  • Dutton said water supply offset requirements for new projects, such as those now applied by EBMUD, are a trend moving west from inland, e.g. New Mexico. She also said careful conservation and recycling can be used to get projects built. She said one developer of a large project reduced its per capita *potable* use projection to 30 gallons per day.
  • Eric Robinson, the water practice manager with the firm of Kronick, Moskovitz, Tiedemann & Girard, said a good "teaching case" on practical application of the state's water supply assessment rules would be the First Appellate District's Sonoma County Water Coalition v. Sonoma County Water Agency (2010) 189 Cal.App.4th 33.

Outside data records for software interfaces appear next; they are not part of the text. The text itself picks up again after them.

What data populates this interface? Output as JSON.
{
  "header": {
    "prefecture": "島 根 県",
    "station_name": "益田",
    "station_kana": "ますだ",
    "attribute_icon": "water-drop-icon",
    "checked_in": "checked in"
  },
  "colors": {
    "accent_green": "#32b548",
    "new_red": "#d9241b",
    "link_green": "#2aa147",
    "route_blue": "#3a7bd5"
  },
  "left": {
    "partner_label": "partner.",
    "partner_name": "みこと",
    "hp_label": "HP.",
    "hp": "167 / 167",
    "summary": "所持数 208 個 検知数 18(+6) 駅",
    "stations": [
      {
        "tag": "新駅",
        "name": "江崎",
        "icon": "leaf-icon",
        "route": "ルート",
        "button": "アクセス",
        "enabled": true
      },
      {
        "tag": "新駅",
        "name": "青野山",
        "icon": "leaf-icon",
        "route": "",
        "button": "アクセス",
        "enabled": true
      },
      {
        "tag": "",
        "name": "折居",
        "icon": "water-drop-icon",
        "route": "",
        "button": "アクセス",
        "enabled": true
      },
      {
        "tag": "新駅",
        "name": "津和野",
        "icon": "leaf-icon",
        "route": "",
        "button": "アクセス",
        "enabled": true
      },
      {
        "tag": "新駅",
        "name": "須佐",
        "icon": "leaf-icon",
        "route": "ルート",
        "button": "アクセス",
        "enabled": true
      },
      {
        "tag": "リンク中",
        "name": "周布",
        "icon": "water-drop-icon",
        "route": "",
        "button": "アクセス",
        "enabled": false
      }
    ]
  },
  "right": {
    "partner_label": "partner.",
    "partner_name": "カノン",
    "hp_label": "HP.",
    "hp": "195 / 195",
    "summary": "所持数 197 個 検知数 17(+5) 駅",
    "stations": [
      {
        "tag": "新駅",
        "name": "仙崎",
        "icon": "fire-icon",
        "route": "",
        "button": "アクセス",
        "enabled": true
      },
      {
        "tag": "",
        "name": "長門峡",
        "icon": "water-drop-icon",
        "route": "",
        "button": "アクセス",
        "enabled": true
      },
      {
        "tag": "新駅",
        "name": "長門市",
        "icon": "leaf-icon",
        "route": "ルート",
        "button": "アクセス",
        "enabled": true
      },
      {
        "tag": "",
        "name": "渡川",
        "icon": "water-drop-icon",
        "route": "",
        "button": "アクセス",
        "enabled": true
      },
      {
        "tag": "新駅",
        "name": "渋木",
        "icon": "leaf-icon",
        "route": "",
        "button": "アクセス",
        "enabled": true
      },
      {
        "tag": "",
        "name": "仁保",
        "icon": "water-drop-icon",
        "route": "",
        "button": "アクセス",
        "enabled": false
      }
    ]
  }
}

  • Although Disneyland's fantasy towers and transplanted palm trees formed a viewshed around the conference, news reports of strained natural resources formed its real backdrop: drought conditions, wildfires, and record-setting summer heat. It became routine to hear panelists, especially water and air quality specialists, reporting on pressures imposed by scarcity to acknowledge physical logistical demands, such as depletion of groundwater. As with the questioning of 2010 water plans, many of the experts were warning planners not to presume that formal assumptions could insulate them or the public from jagged facts. For a conference built in part around raising the value of property investments, it gave a great deal of time to the notion that the physical limits of air, water, and transportation systems can and do limit property rights in land.